Individualism is the ethical idea that we are all responsible for our own actions. Rather than living by the morals set out by our society, religion and our elders, we must seek our own individual self-relevance and liberties. It was Friedrich Nietzsche who once said “The individual has always had to struggle to keep from being overwhelmed by the tribe. If you try it, you will be lonely often, and sometimes frightened. But no price is too high to pay for the privilege of owning yourself.” 4 Moral individualism should not be confused with selfishness or a desire for anarchy; rather it simply suggests that humanity must be defined by the individual. No two people are alike; thus, having set rules and ideas for everyone imposes restrictions on living authentically.

Freedom was a response to the current social/political situations; without freedom there was no possible way to allow people to be individuals and is considered the primary virtue to authenticity. This is more than the freedom to do whatever one desires. Existentialist often use the term facticity as a term to mean the limitation and a condition to freedom. For example, our birthplace, past choices and so on, may either limit or aid our quest to live our life authentically. If we are born blind, that may take away our freedom to read this text but does not mean we can never read.
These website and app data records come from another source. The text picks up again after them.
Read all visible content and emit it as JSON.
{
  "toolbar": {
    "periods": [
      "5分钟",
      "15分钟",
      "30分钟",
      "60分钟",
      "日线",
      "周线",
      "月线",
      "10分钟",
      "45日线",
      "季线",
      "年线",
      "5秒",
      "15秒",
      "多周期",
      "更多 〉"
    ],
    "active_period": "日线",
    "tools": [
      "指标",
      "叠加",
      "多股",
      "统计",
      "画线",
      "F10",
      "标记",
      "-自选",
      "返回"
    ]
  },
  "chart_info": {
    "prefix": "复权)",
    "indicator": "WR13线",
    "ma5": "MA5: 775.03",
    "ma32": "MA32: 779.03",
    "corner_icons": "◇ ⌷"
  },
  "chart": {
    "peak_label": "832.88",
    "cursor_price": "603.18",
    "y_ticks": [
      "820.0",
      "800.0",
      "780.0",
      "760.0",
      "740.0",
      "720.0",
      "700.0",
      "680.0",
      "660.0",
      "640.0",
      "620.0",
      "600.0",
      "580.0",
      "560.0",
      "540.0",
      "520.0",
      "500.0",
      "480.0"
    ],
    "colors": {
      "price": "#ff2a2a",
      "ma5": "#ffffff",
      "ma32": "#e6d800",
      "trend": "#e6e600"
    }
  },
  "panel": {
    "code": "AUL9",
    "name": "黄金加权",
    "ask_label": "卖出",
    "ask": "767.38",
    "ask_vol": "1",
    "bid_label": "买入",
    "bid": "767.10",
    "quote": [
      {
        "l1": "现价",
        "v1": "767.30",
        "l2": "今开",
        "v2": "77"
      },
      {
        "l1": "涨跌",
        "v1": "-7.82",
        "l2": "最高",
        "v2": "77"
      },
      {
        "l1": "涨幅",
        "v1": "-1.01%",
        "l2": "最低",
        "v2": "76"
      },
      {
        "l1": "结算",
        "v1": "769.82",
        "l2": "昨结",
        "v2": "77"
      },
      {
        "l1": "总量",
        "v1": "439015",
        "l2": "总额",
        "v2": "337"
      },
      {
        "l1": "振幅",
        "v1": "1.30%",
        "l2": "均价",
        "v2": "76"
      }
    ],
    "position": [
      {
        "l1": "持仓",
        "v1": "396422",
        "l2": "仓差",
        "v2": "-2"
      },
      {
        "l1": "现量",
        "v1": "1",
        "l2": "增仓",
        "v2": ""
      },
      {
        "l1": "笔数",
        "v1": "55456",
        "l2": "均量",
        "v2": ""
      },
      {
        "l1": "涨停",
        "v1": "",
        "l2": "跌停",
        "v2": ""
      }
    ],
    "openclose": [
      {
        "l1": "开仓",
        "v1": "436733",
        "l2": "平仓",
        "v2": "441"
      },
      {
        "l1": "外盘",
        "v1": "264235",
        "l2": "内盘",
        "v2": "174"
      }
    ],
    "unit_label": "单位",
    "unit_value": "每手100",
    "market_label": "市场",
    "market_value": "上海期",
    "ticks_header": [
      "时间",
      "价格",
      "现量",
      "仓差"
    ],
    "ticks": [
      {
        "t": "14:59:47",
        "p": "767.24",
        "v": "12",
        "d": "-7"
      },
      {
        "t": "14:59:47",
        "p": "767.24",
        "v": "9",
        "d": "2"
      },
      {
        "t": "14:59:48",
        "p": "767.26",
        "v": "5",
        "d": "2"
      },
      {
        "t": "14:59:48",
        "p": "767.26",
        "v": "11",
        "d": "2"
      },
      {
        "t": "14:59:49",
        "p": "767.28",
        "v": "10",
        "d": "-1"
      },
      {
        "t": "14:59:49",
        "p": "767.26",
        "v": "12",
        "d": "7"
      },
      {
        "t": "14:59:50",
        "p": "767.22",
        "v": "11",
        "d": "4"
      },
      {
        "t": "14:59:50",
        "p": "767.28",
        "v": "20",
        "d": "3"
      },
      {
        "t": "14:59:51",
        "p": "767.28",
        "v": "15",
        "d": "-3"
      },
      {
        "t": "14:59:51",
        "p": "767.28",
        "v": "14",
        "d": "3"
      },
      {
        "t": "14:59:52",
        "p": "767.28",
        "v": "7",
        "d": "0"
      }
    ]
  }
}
Passion is self-evident, the need to find a purpose to life. A primary concern to “existence precedes essence” was simple to find a reason to live – your passion. For me, my passion would include literature, philosophy and writing articles like this. I am motivated in working towards a way to make my passions my career. That is not to say that there are no other reasons to live; such as loved ones or the simple pleasures in life.

meaning-of-lifeOnce you establish these four philosophies as the backbone of existentialism, you may have started on the journey down the rabbit hole into the existentialist way of thinking. Having definitive answers to life maybe be attractive but we realise life is not that simple. When adopting existentialism as your personal philosophy, be warned that many of the great existentialists did abandon their own philosophies. To quote Søren Kierkegaard once more; “Life can only be understood backwards; but it must be lived forwards.” 5 Existentialism has its appeals; it is often adopted by young adults as permission to be an individual and focus on themselves. However as the quote above stated, it is only in reflection that we understand our lives and where we went wrong and life is not that easy, you cannot simply rely on other people’s ways of thinking.

Essentially, existentialism suggests that we should all live our lives authentically and free. Our goal in life is to find our essence – our reason to live. Albert Camus has been quoted as saying “should I kill myself, or have a cup of coffee?” 6 which suggests that something as simple as a cup of coffee is enough to continue living. There are two major branches of existentialism that I have not mentioned, nihilism (the belief that life is meaningless) and absurdism (life has no purpose and the universe is chaotic) but I will not be going into details about the differences at the moment.

My goal of this was to give you a better understanding into existentialism but as you might have discovered, it can be complex. I hope you now have a basic understanding, allowing you to go down the rabbit hole of thinking about philosophy and what you believe. For more information about existentialism and the people behind this philosophical movement, I would recommend the book At the Existentialist Café by Sarah Bakewell. 7 This covers the history of existentialism as well as a little about people involved, like Jean-Paul Sartre, Simone de Beauvoir, Albert Camus, Martin Heidegger, Edmund Husserl, Karl Jaspers, Maurice Merleau-Ponty and so many others. I felt very inspired after reading At the Existentialist Café, that I have gone down a rabbit hole exploring philosophy and hope to write more about it in the near future.